• **RECORDS TO PROCESS**
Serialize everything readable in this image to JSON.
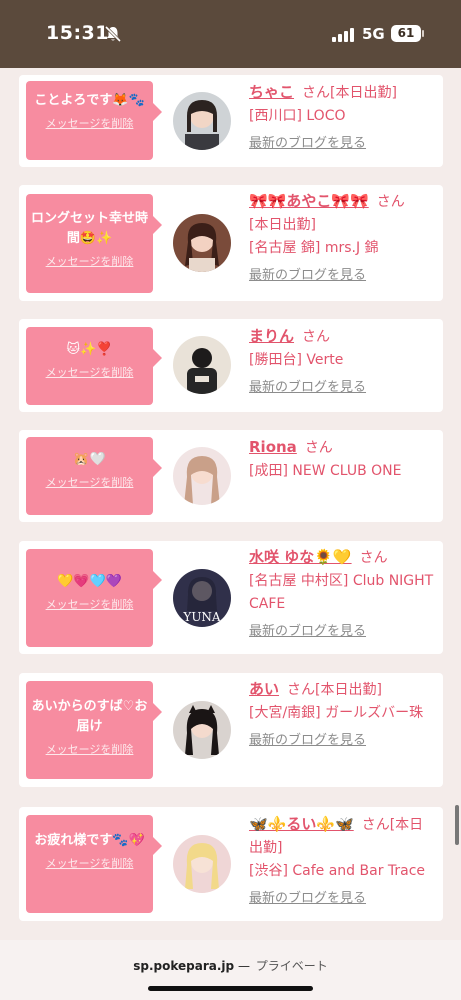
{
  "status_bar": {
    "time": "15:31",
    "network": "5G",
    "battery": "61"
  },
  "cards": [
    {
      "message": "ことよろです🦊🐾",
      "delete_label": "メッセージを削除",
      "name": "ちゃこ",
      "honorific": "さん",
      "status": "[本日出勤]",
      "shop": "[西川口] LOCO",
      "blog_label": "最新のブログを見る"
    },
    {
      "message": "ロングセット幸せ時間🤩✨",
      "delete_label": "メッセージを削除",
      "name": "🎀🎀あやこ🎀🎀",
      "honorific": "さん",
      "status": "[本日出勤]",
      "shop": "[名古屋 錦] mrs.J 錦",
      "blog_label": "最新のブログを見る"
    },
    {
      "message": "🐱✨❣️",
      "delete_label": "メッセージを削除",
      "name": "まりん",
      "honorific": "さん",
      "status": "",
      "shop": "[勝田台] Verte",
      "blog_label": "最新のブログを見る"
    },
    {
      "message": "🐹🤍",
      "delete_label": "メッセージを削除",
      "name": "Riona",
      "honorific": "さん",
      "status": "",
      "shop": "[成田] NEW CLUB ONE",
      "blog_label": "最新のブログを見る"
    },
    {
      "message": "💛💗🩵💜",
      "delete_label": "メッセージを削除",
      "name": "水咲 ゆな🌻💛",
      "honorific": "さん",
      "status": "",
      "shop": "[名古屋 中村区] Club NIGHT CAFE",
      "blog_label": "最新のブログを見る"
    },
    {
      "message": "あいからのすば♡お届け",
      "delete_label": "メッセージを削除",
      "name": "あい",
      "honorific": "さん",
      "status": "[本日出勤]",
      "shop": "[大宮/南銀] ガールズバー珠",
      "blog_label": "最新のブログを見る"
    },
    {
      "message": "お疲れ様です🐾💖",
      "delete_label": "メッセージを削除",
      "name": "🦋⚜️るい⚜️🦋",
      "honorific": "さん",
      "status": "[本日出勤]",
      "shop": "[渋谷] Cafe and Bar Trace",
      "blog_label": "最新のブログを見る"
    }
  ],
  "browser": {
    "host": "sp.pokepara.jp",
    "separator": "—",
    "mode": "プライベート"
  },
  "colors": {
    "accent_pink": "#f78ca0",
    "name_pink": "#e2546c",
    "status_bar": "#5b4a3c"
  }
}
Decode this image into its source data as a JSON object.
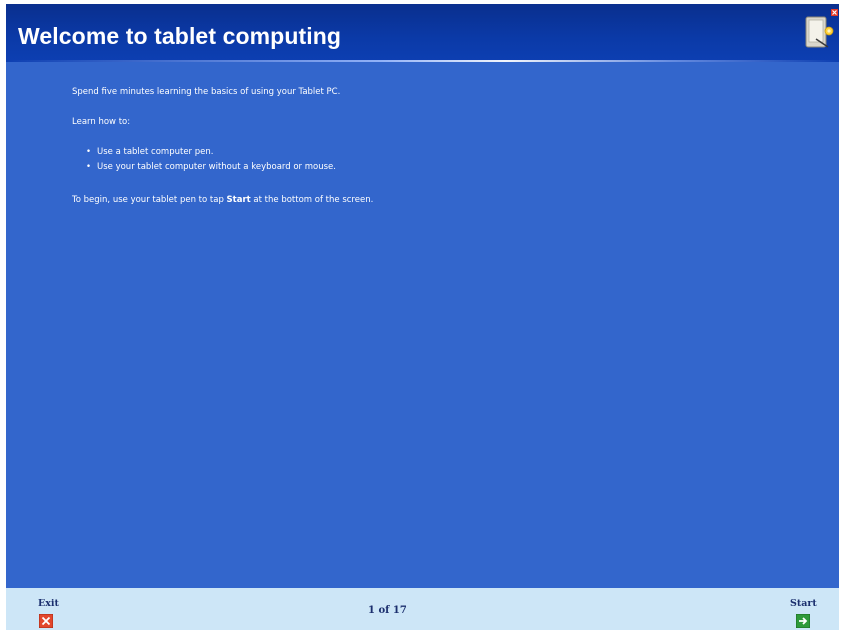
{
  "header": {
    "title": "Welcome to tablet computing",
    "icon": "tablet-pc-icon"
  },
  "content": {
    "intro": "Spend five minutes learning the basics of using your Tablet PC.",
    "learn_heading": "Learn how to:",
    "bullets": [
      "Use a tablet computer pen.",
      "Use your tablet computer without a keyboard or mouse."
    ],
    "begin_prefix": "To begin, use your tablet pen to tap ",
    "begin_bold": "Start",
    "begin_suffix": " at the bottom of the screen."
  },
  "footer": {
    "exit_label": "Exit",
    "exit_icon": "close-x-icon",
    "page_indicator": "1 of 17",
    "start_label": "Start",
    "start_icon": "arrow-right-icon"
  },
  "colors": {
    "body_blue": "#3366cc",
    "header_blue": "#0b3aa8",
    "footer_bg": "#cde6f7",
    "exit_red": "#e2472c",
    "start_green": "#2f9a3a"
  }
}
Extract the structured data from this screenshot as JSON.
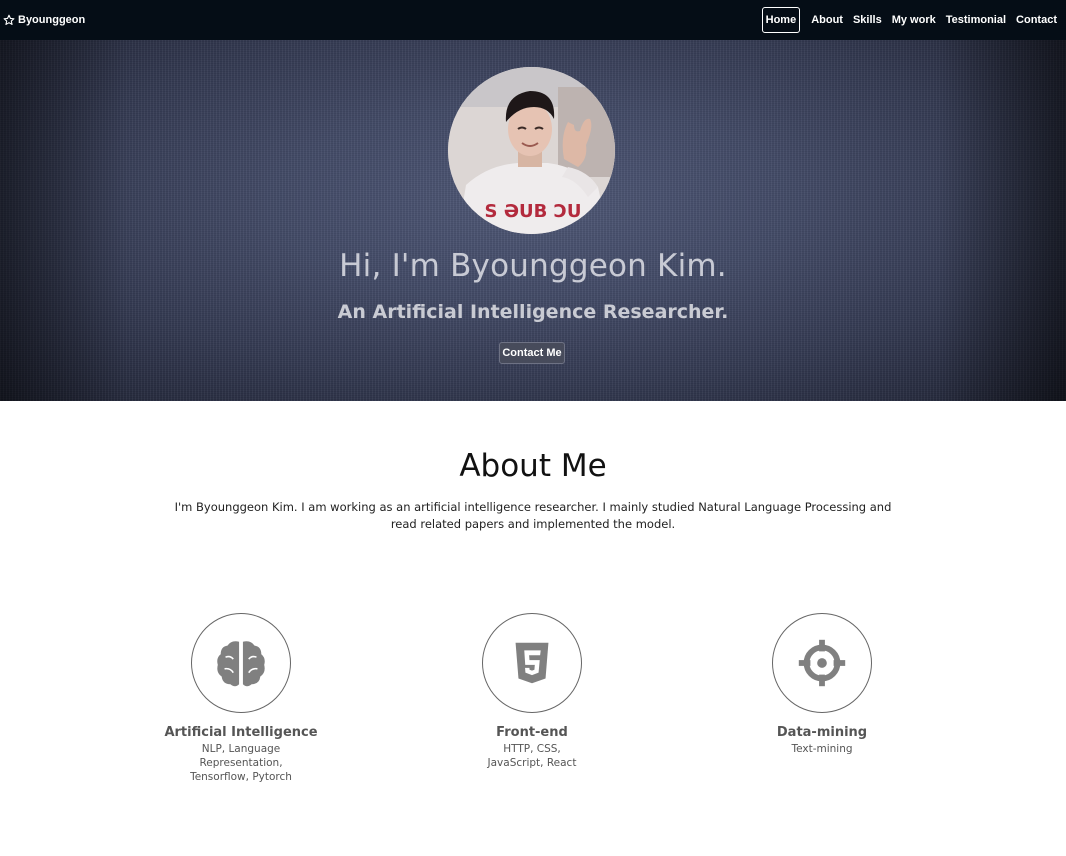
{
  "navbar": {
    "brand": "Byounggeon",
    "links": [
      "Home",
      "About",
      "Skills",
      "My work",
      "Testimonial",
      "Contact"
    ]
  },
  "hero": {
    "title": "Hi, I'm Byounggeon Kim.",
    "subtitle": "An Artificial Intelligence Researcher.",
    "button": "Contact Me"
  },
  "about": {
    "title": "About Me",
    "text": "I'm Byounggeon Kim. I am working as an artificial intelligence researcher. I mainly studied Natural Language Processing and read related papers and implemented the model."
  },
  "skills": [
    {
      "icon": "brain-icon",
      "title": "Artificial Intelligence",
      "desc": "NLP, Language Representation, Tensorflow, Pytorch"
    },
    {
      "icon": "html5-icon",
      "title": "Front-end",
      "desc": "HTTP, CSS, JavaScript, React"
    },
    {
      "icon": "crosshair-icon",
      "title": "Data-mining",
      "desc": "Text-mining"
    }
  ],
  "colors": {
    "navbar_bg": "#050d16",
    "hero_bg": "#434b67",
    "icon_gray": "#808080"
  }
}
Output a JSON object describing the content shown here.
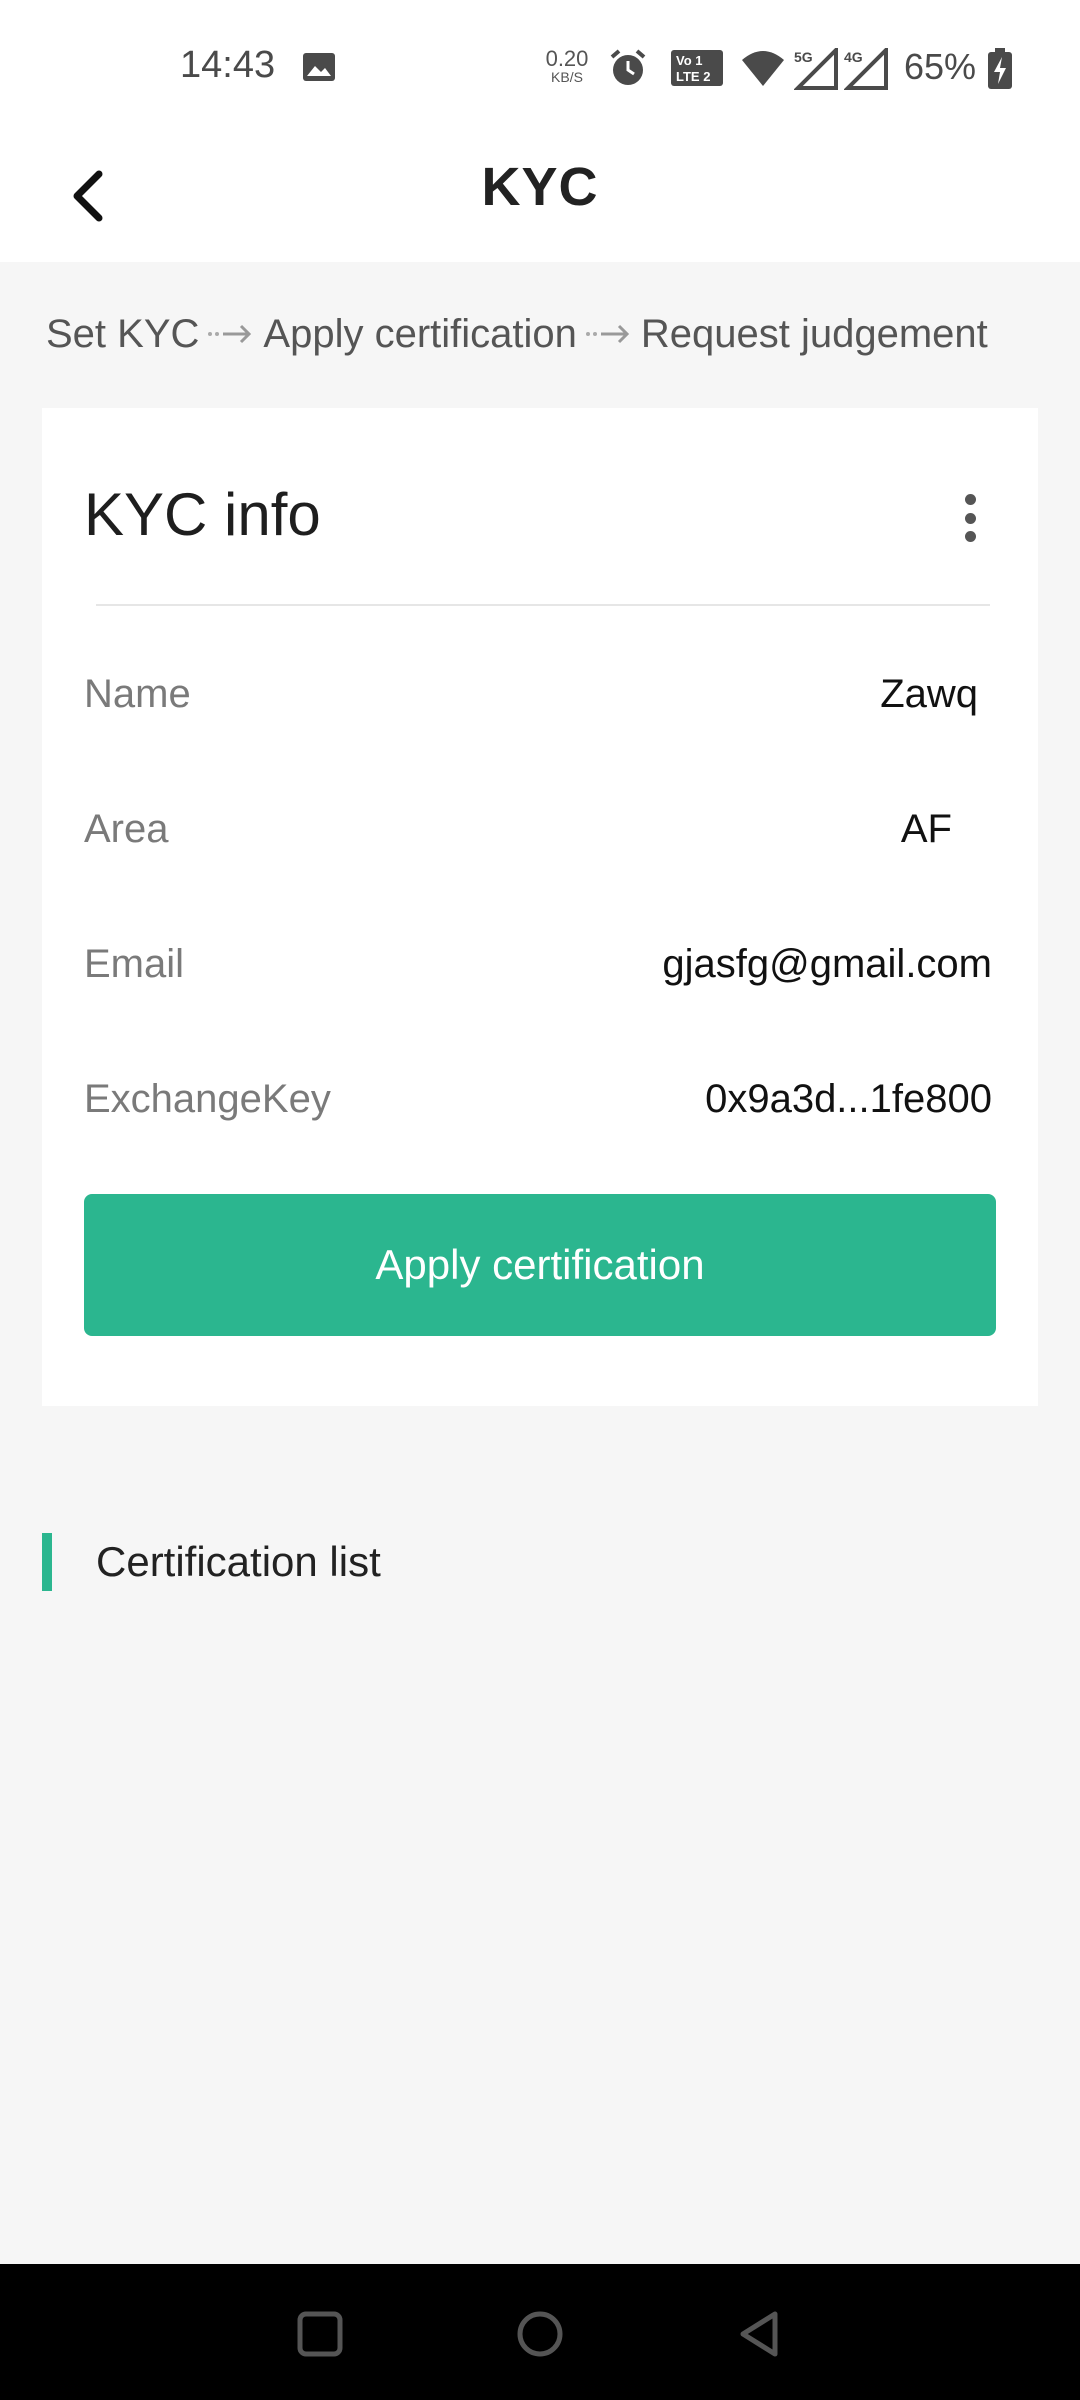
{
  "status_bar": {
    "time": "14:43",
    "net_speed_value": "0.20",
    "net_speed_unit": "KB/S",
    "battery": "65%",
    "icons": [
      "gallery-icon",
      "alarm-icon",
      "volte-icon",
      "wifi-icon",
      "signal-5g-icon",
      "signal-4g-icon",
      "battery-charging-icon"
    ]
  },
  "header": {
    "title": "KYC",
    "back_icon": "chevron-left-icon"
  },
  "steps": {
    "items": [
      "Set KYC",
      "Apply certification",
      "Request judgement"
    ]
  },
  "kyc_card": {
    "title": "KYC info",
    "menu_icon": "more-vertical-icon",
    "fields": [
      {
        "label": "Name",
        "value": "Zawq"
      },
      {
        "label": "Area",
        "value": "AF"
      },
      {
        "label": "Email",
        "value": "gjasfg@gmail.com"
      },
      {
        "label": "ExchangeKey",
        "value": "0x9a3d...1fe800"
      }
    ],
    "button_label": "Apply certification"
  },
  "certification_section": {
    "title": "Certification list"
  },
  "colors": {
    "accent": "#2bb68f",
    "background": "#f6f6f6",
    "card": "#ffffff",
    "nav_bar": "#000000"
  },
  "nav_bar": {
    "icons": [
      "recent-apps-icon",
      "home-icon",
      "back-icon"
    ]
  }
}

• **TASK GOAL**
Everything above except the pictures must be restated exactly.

• **WRITTEN SOLUTION**
Serialize everything readable in this image to JSON.
{
  "status_bar": {
    "time": "15:31",
    "network": "5G",
    "battery": "61"
  },
  "cards": [
    {
      "message": "ことよろです🦊🐾",
      "delete_label": "メッセージを削除",
      "name": "ちゃこ",
      "honorific": "さん",
      "status": "[本日出勤]",
      "shop": "[西川口] LOCO",
      "blog_label": "最新のブログを見る"
    },
    {
      "message": "ロングセット幸せ時間🤩✨",
      "delete_label": "メッセージを削除",
      "name": "🎀🎀あやこ🎀🎀",
      "honorific": "さん",
      "status": "[本日出勤]",
      "shop": "[名古屋 錦] mrs.J 錦",
      "blog_label": "最新のブログを見る"
    },
    {
      "message": "🐱✨❣️",
      "delete_label": "メッセージを削除",
      "name": "まりん",
      "honorific": "さん",
      "status": "",
      "shop": "[勝田台] Verte",
      "blog_label": "最新のブログを見る"
    },
    {
      "message": "🐹🤍",
      "delete_label": "メッセージを削除",
      "name": "Riona",
      "honorific": "さん",
      "status": "",
      "shop": "[成田] NEW CLUB ONE",
      "blog_label": "最新のブログを見る"
    },
    {
      "message": "💛💗🩵💜",
      "delete_label": "メッセージを削除",
      "name": "水咲 ゆな🌻💛",
      "honorific": "さん",
      "status": "",
      "shop": "[名古屋 中村区] Club NIGHT CAFE",
      "blog_label": "最新のブログを見る"
    },
    {
      "message": "あいからのすば♡お届け",
      "delete_label": "メッセージを削除",
      "name": "あい",
      "honorific": "さん",
      "status": "[本日出勤]",
      "shop": "[大宮/南銀] ガールズバー珠",
      "blog_label": "最新のブログを見る"
    },
    {
      "message": "お疲れ様です🐾💖",
      "delete_label": "メッセージを削除",
      "name": "🦋⚜️るい⚜️🦋",
      "honorific": "さん",
      "status": "[本日出勤]",
      "shop": "[渋谷] Cafe and Bar Trace",
      "blog_label": "最新のブログを見る"
    }
  ],
  "browser": {
    "host": "sp.pokepara.jp",
    "separator": "—",
    "mode": "プライベート"
  },
  "colors": {
    "accent_pink": "#f78ca0",
    "name_pink": "#e2546c",
    "status_bar": "#5b4a3c"
  }
}
Decode this image into its source data as a JSON object.
{
  "header": {
    "title": "Welcome to tablet computing",
    "icon": "tablet-pc-icon"
  },
  "content": {
    "intro": "Spend five minutes learning the basics of using your Tablet PC.",
    "learn_heading": "Learn how to:",
    "bullets": [
      "Use a tablet computer pen.",
      "Use your tablet computer without a keyboard or mouse."
    ],
    "begin_prefix": "To begin, use your tablet pen to tap ",
    "begin_bold": "Start",
    "begin_suffix": " at the bottom of the screen."
  },
  "footer": {
    "exit_label": "Exit",
    "exit_icon": "close-x-icon",
    "page_indicator": "1 of 17",
    "start_label": "Start",
    "start_icon": "arrow-right-icon"
  },
  "colors": {
    "body_blue": "#3366cc",
    "header_blue": "#0b3aa8",
    "footer_bg": "#cde6f7",
    "exit_red": "#e2472c",
    "start_green": "#2f9a3a"
  }
}
Extract the structured data from this screenshot as JSON.
{
  "navbar": {
    "brand": "Byounggeon",
    "links": [
      "Home",
      "About",
      "Skills",
      "My work",
      "Testimonial",
      "Contact"
    ]
  },
  "hero": {
    "title": "Hi, I'm Byounggeon Kim.",
    "subtitle": "An Artificial Intelligence Researcher.",
    "button": "Contact Me"
  },
  "about": {
    "title": "About Me",
    "text": "I'm Byounggeon Kim. I am working as an artificial intelligence researcher. I mainly studied Natural Language Processing and read related papers and implemented the model."
  },
  "skills": [
    {
      "icon": "brain-icon",
      "title": "Artificial Intelligence",
      "desc": "NLP, Language Representation, Tensorflow, Pytorch"
    },
    {
      "icon": "html5-icon",
      "title": "Front-end",
      "desc": "HTTP, CSS, JavaScript, React"
    },
    {
      "icon": "crosshair-icon",
      "title": "Data-mining",
      "desc": "Text-mining"
    }
  ],
  "colors": {
    "navbar_bg": "#050d16",
    "hero_bg": "#434b67",
    "icon_gray": "#808080"
  }
}
Output a JSON object describing the content shown here.
{
  "status_bar": {
    "time": "14:43",
    "net_speed_value": "0.20",
    "net_speed_unit": "KB/S",
    "battery": "65%",
    "icons": [
      "gallery-icon",
      "alarm-icon",
      "volte-icon",
      "wifi-icon",
      "signal-5g-icon",
      "signal-4g-icon",
      "battery-charging-icon"
    ]
  },
  "header": {
    "title": "KYC",
    "back_icon": "chevron-left-icon"
  },
  "steps": {
    "items": [
      "Set KYC",
      "Apply certification",
      "Request judgement"
    ]
  },
  "kyc_card": {
    "title": "KYC info",
    "menu_icon": "more-vertical-icon",
    "fields": [
      {
        "label": "Name",
        "value": "Zawq"
      },
      {
        "label": "Area",
        "value": "AF"
      },
      {
        "label": "Email",
        "value": "gjasfg@gmail.com"
      },
      {
        "label": "ExchangeKey",
        "value": "0x9a3d...1fe800"
      }
    ],
    "button_label": "Apply certification"
  },
  "certification_section": {
    "title": "Certification list"
  },
  "colors": {
    "accent": "#2bb68f",
    "background": "#f6f6f6",
    "card": "#ffffff",
    "nav_bar": "#000000"
  },
  "nav_bar": {
    "icons": [
      "recent-apps-icon",
      "home-icon",
      "back-icon"
    ]
  }
}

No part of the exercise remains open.